Kush’s Finalists: Brad Marchand, Nathan MacKinnon, Artemi Panarin
Kush’s Winner: Artemi Panarin
The Hart Trophy, given to the most valuable player, is the most prestigious award each year. In the 2019-2020 season, New York Rangers star winger Artemi Panarin outshined everyone else, rendering him the deserving recipient. One of the crucial statistics to look at when evaluating the significance of a skater is their Wins Above Replacement (WAR), and Panarin leads all players with a 4.4 WAR. Also, as far as offensive success, he leads all players in EVO with 19.8, and he leads all players in Off with 23.4. Panarin has fit perfectly with the Rangers’ offense and has produced mightily, and due to his tremendous offensive success both at even strength and on the powerplay, he is my pick for the Hart Trophy.
Nathan MacKinnon had a phenomenal season, in which he was a top 2 skater in Goals For (GF) and Corsi For (CF) at even strength. Overall, he was an extreme offensive threat, as he was three standard deviations above average in GF and more than two standard deviations above average in Expected Goals For (xGF) and CF. MacKinnon’s replacement-level defense was one of the main reasons for my pick of Panarin over him. Additionally, Panarin was more successful offensively both at even strength and on the power play. My other nominee is Brad Marchand. On arguably the best line in hockey alongside Patrice Bergeron, and David Pastrnak, Marchand has been a nightmare for opposing goaltenders. He was rated a top-four forward in WAR and a top-seven skater in Off with 16.7. Also, unlike MacKinnon and Panarin, he was a great penalty killer, as he played 110 minutes shorthanded. That said, Panarin was my pick ahead of both MacKinnon and Marchand due to the magnitude of his offensive success both at even strength and on the power play.

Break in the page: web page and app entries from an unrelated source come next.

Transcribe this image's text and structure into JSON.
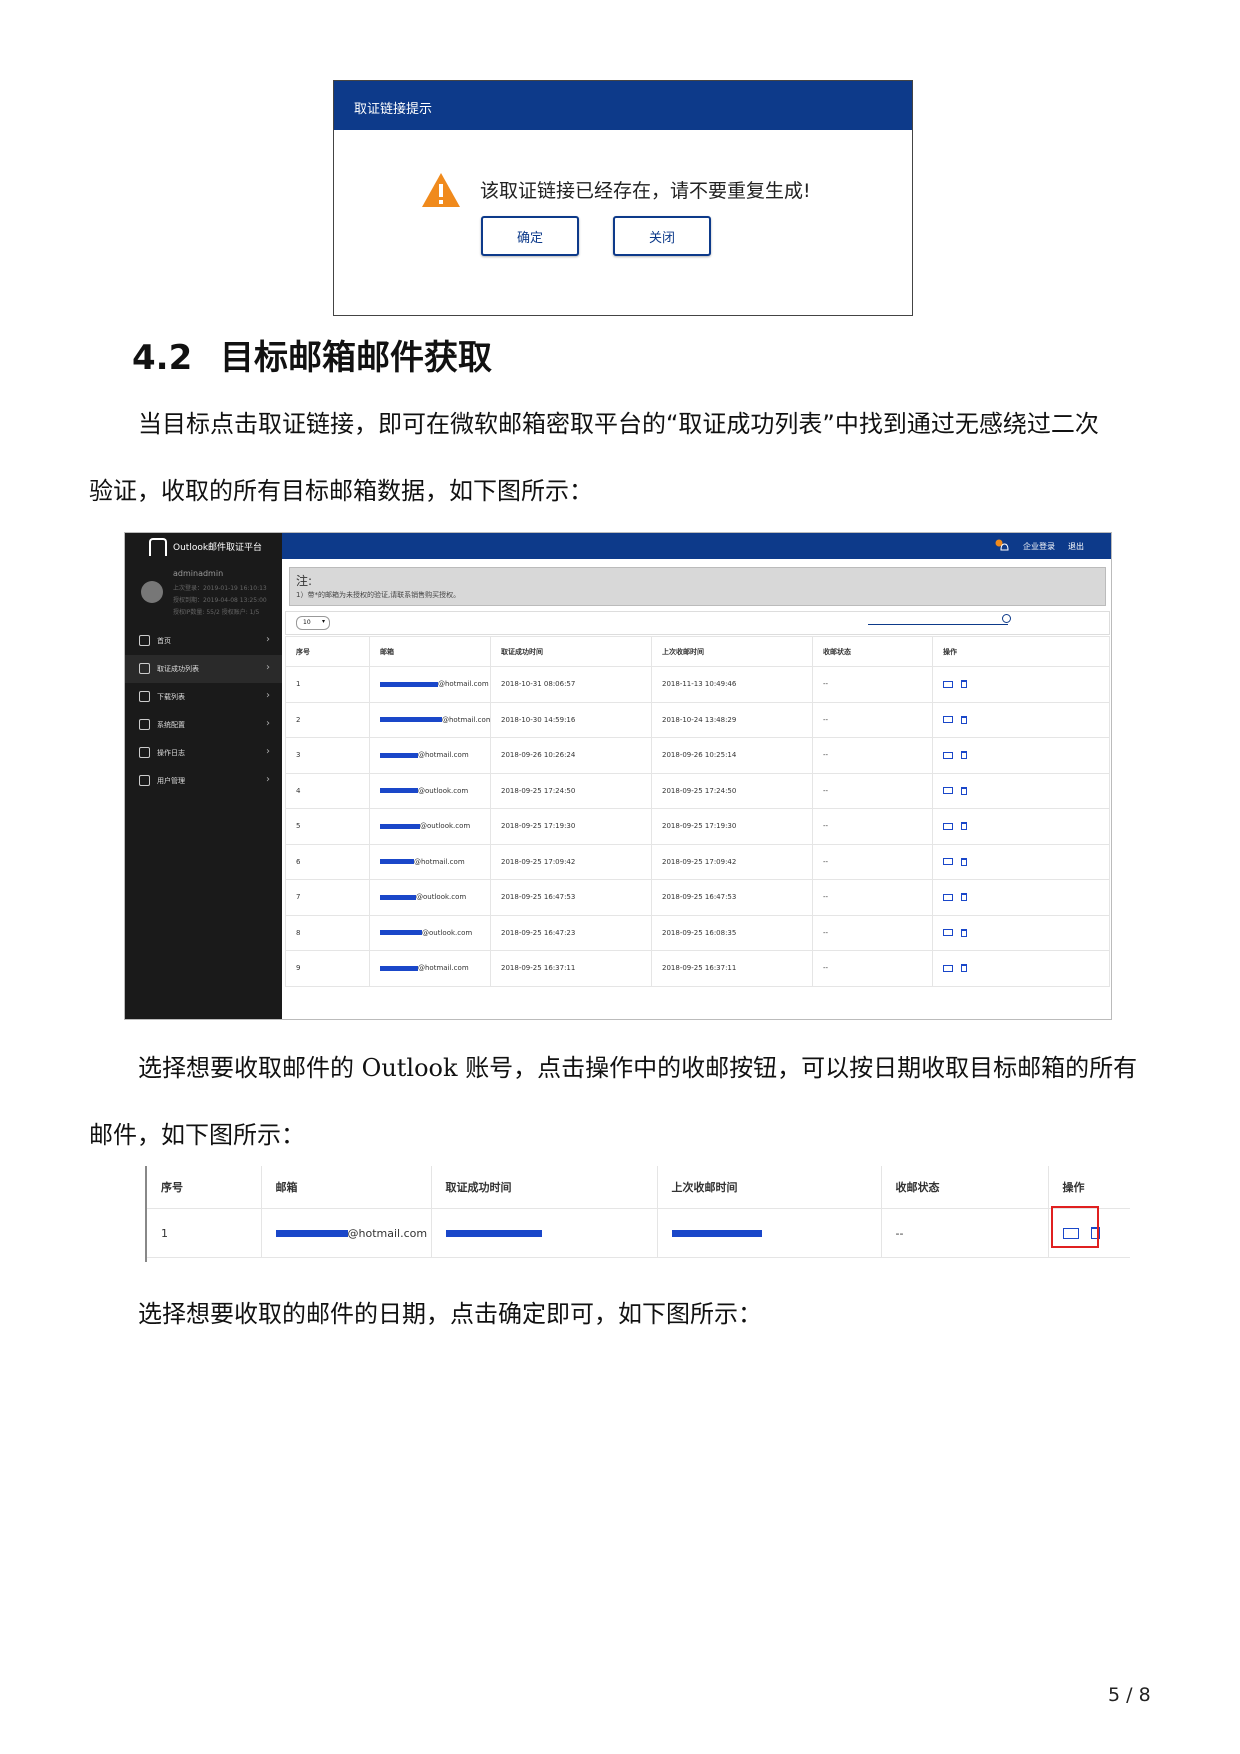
{
  "dialog": {
    "title": "取证链接提示",
    "message": "该取证链接已经存在，请不要重复生成!",
    "confirm_label": "确定",
    "close_label": "关闭",
    "header_color": "#0d3a8a",
    "warning_color": "#f08a1c"
  },
  "section": {
    "number": "4.2",
    "title": "目标邮箱邮件获取"
  },
  "para1": {
    "line1": "当目标点击取证链接，即可在微软邮箱密取平台的“取证成功列表”中找到通过无感绕过二次",
    "line2": "验证，收取的所有目标邮箱数据，如下图所示："
  },
  "admin": {
    "brand": "Outlook邮件取证平台",
    "badge": "1",
    "top_links": [
      "企业登录",
      "退出"
    ],
    "user": {
      "name": "adminadmin",
      "lines": [
        "上次登录：2019-01-19 16:10:13",
        "授权到期：2019-04-08 13:25:00",
        "授权IP数量: 55/2 授权账户: 1/5"
      ]
    },
    "menu": [
      {
        "label": "首页",
        "icon": "home-icon",
        "active": false
      },
      {
        "label": "取证成功列表",
        "icon": "list-icon",
        "active": true
      },
      {
        "label": "下载列表",
        "icon": "download-icon",
        "active": false
      },
      {
        "label": "系统配置",
        "icon": "settings-icon",
        "active": false
      },
      {
        "label": "操作日志",
        "icon": "log-icon",
        "active": false
      },
      {
        "label": "用户管理",
        "icon": "users-icon",
        "active": false
      }
    ],
    "note_title": "注:",
    "note_text": "1）带*的邮箱为未授权的验证,请联系销售购买授权。",
    "page_size": "10",
    "columns": [
      "序号",
      "邮箱",
      "取证成功时间",
      "上次收邮时间",
      "收邮状态",
      "操作"
    ],
    "rows": [
      {
        "id": "1",
        "redact_w": 58,
        "email": "@hotmail.com",
        "success": "2018-10-31 08:06:57",
        "last": "2018-11-13 10:49:46",
        "status": "--"
      },
      {
        "id": "2",
        "redact_w": 62,
        "email": "@hotmail.com",
        "success": "2018-10-30 14:59:16",
        "last": "2018-10-24 13:48:29",
        "status": "--"
      },
      {
        "id": "3",
        "redact_w": 38,
        "email": "@hotmail.com",
        "success": "2018-09-26 10:26:24",
        "last": "2018-09-26 10:25:14",
        "status": "--"
      },
      {
        "id": "4",
        "redact_w": 38,
        "email": "@outlook.com",
        "success": "2018-09-25 17:24:50",
        "last": "2018-09-25 17:24:50",
        "status": "--"
      },
      {
        "id": "5",
        "redact_w": 40,
        "email": "@outlook.com",
        "success": "2018-09-25 17:19:30",
        "last": "2018-09-25 17:19:30",
        "status": "--"
      },
      {
        "id": "6",
        "redact_w": 34,
        "email": "@hotmail.com",
        "success": "2018-09-25 17:09:42",
        "last": "2018-09-25 17:09:42",
        "status": "--"
      },
      {
        "id": "7",
        "redact_w": 36,
        "email": "@outlook.com",
        "success": "2018-09-25 16:47:53",
        "last": "2018-09-25 16:47:53",
        "status": "--"
      },
      {
        "id": "8",
        "redact_w": 42,
        "email": "@outlook.com",
        "success": "2018-09-25 16:47:23",
        "last": "2018-09-25 16:08:35",
        "status": "--"
      },
      {
        "id": "9",
        "redact_w": 38,
        "email": "@hotmail.com",
        "success": "2018-09-25 16:37:11",
        "last": "2018-09-25 16:37:11",
        "status": "--"
      }
    ]
  },
  "para2": {
    "line1_pre": "选择想要收取邮件的",
    "line1_code": "Outlook",
    "line1_post": "账号，点击操作中的收邮按钮，可以按日期收取目标邮箱的所有",
    "line2": "邮件，如下图所示："
  },
  "single": {
    "columns": [
      "序号",
      "邮箱",
      "取证成功时间",
      "上次收邮时间",
      "收邮状态",
      "操作"
    ],
    "row": {
      "id": "1",
      "email": "@hotmail.com",
      "status": "--"
    }
  },
  "para3": {
    "line1": "选择想要收取的邮件的日期，点击确定即可，如下图所示："
  },
  "page_number": "5 / 8"
}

The other primary option is Connor Hellebuyck. He has been the best goalie this season by far and is definitely the leading nominee for the Vezina, as he has the highest GSAx at 19.86. A candidate whom many people think will win is Leon Draisaitl, but although he has been incredible offensively, he is one of the worst defensive players in the NHL. Due to his lackluster defensive production, he falls below the other candidates. The choice was tough, but overall, Panarin seemed to be the most deserving of the award.
What better way is there to conclude our awards series than to reward the top players in the NHL for their fantastic performances this season. As superstars such as Connor McDavid and Sidney Crosby missed time due to injury this season, a plethora of forwards capitalized on the opportunity by putting together remarkable campaigns. Although this award will go to only one player, this article should serve also as a reminder of the unbelievable talent in today’s NHL. We would not be surprised to see any of the aforementioned players win the Hart Trophy in the future, as we can say very confidently that the NHL is in great hands.

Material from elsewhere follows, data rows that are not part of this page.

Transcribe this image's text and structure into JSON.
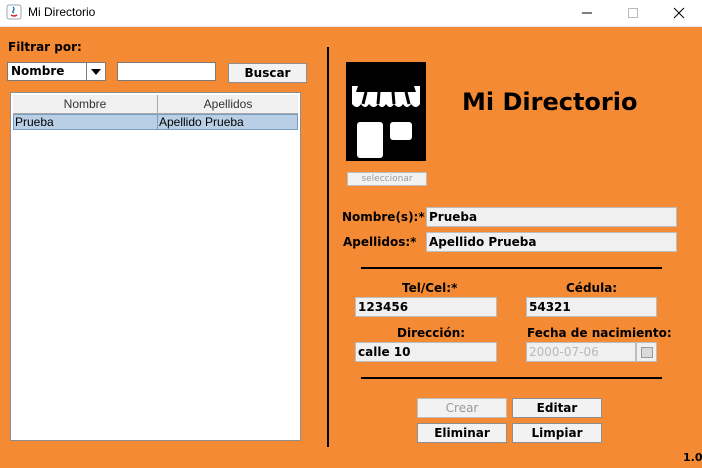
{
  "window": {
    "title": "Mi Directorio"
  },
  "filter": {
    "label": "Filtrar por:",
    "selected_option": "Nombre",
    "query": "",
    "search_label": "Buscar"
  },
  "table": {
    "columns": [
      "Nombre",
      "Apellidos"
    ],
    "rows": [
      {
        "nombre": "Prueba",
        "apellidos": "Apellido Prueba"
      }
    ]
  },
  "header": {
    "title": "Mi Directorio",
    "select_image_label": "seleccionar"
  },
  "form": {
    "nombre_label": "Nombre(s):*",
    "nombre_value": "Prueba",
    "apellidos_label": "Apellidos:*",
    "apellidos_value": "Apellido Prueba",
    "tel_label": "Tel/Cel:*",
    "tel_value": "123456",
    "cedula_label": "Cédula:",
    "cedula_value": "54321",
    "direccion_label": "Dirección:",
    "direccion_value": "calle 10",
    "fecha_label": "Fecha de nacimiento:",
    "fecha_value": "2000-07-06"
  },
  "actions": {
    "crear": "Crear",
    "editar": "Editar",
    "eliminar": "Eliminar",
    "limpiar": "Limpiar"
  },
  "version": "1.0",
  "colors": {
    "background": "#F58A35",
    "row_selected": "#B8CFE5"
  },
  "icons": [
    "java-app-icon",
    "store-icon",
    "calendar-icon",
    "minimize-icon",
    "maximize-icon",
    "close-icon",
    "chevron-down-icon"
  ]
}
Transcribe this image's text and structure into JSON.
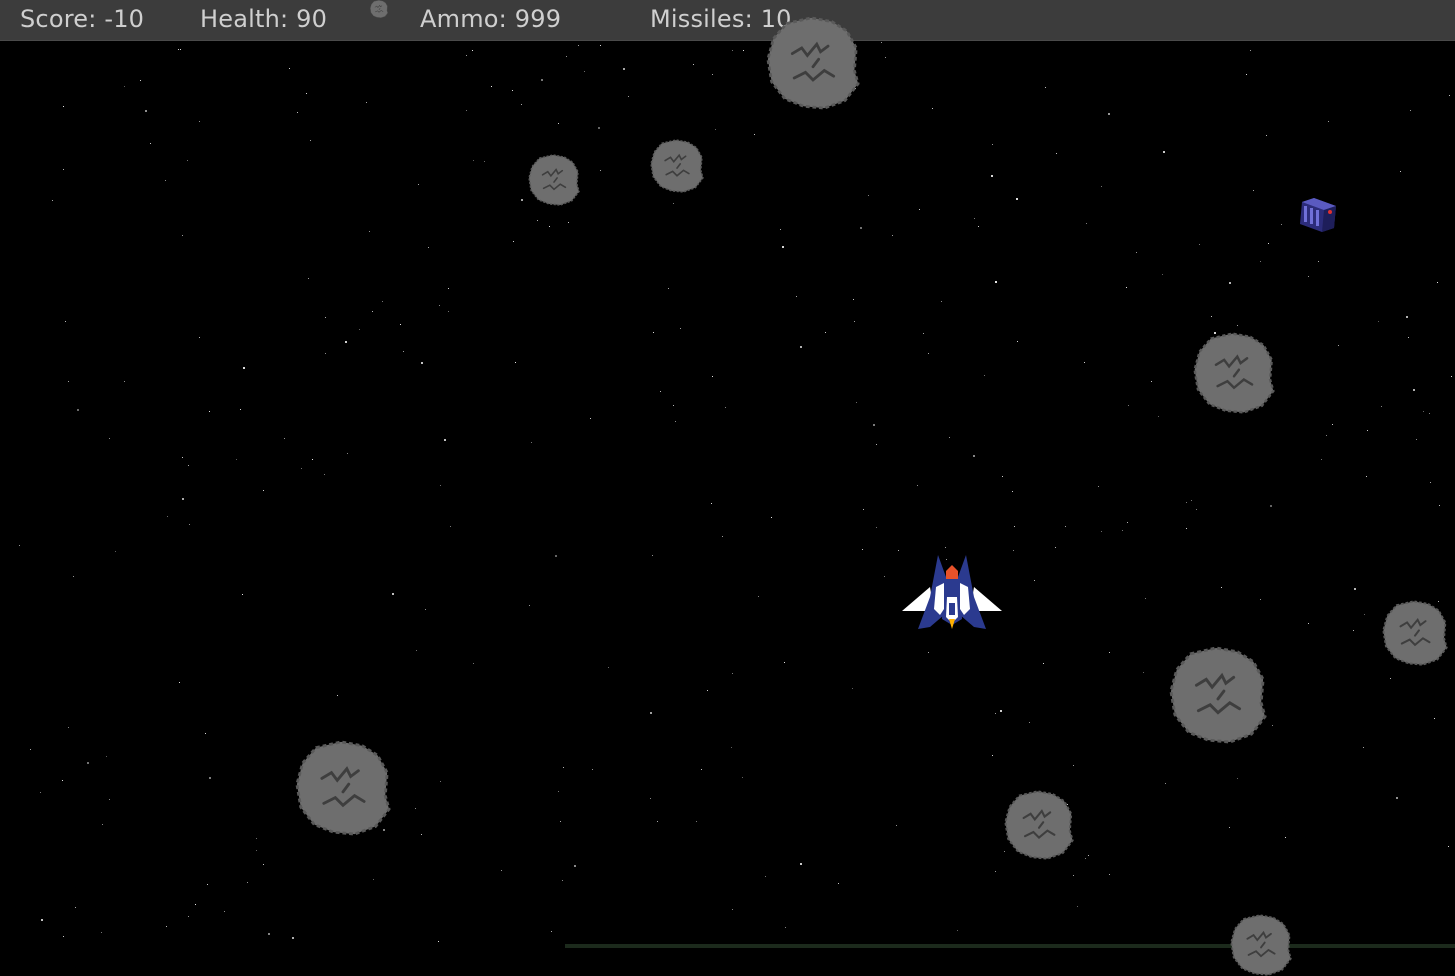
{
  "hud": {
    "score_label": "Score: -10",
    "health_label": "Health: 90",
    "ammo_label": "Ammo: 999",
    "missiles_label": "Missiles: 10"
  },
  "colors": {
    "background": "#000000",
    "hud_bar": "#3c3c3c",
    "hud_text": "#cfcfcf",
    "asteroid": "#6e6e6e",
    "asteroid_crack": "#3e3e3e",
    "ship_body": "#2b3a8f",
    "ship_wing": "#ffffff",
    "ship_cockpit": "#e8522a",
    "ship_flame": "#ffb000",
    "powerup": "#3a3a9a"
  },
  "icons": {
    "player": "player-ship-icon",
    "asteroid": "asteroid-icon",
    "pickup": "ammo-crate-icon"
  }
}
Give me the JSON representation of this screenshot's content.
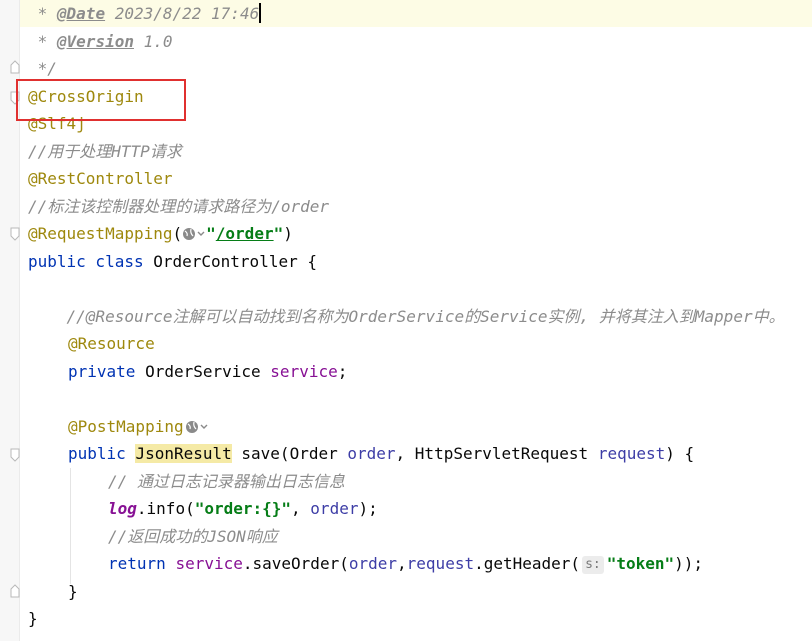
{
  "code": {
    "l1_prefix": " * ",
    "l1_tag": "@Date",
    "l1_rest": " 2023/8/22 17:46",
    "l2_prefix": " * ",
    "l2_tag": "@Version",
    "l2_rest": " 1.0",
    "l3": " */",
    "l4": "@CrossOrigin",
    "l5": "@Slf4j",
    "l6": "//用于处理HTTP请求",
    "l7": "@RestController",
    "l8": "//标注该控制器处理的请求路径为/order",
    "l9_ann": "@RequestMapping",
    "l9_open": "(",
    "l9_str_q1": "\"",
    "l9_str_path": "/order",
    "l9_str_q2": "\"",
    "l9_close": ")",
    "l10_kw": "public class",
    "l10_rest": " OrderController {",
    "l12": "    //@Resource注解可以自动找到名称为OrderService的Service实例, 并将其注入到Mapper中。",
    "l13": "@Resource",
    "l14_kw": "private",
    "l14_type": " OrderService ",
    "l14_field": "service",
    "l14_end": ";",
    "l16": "@PostMapping",
    "l17_kw": "public",
    "l17_ret": "JsonResult",
    "l17_a": " save(Order ",
    "l17_p1": "order",
    "l17_b": ", HttpServletRequest ",
    "l17_p2": "request",
    "l17_c": ") {",
    "l18": "// 通过日志记录器输出日志信息",
    "l19_log": "log",
    "l19_a": ".info(",
    "l19_str": "\"order:{}\"",
    "l19_b": ", ",
    "l19_p": "order",
    "l19_c": ");",
    "l20": "//返回成功的JSON响应",
    "l21_kw": "return",
    "l21_field": "service",
    "l21_a": ".saveOrder(",
    "l21_p1": "order",
    "l21_b": ",",
    "l21_p2": "request",
    "l21_c": ".getHeader(",
    "l21_hint": "s:",
    "l21_str": "\"token\"",
    "l21_d": "));",
    "l22": "}",
    "l23": "}"
  },
  "icons": {
    "globe": "globe-icon",
    "dropdown": "chevron-down-icon",
    "fold": "fold-marker-icon"
  },
  "colors": {
    "annotation": "#9e880d",
    "keyword": "#0033b3",
    "field": "#871094",
    "parameter": "#3d3da6",
    "string": "#067d17",
    "comment": "#8c8c8c",
    "highlight_box": "#e0302f"
  }
}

This article was written in collaboration with Kush Malhotra
All stats are from Evolving-Hockey unless otherwise indicated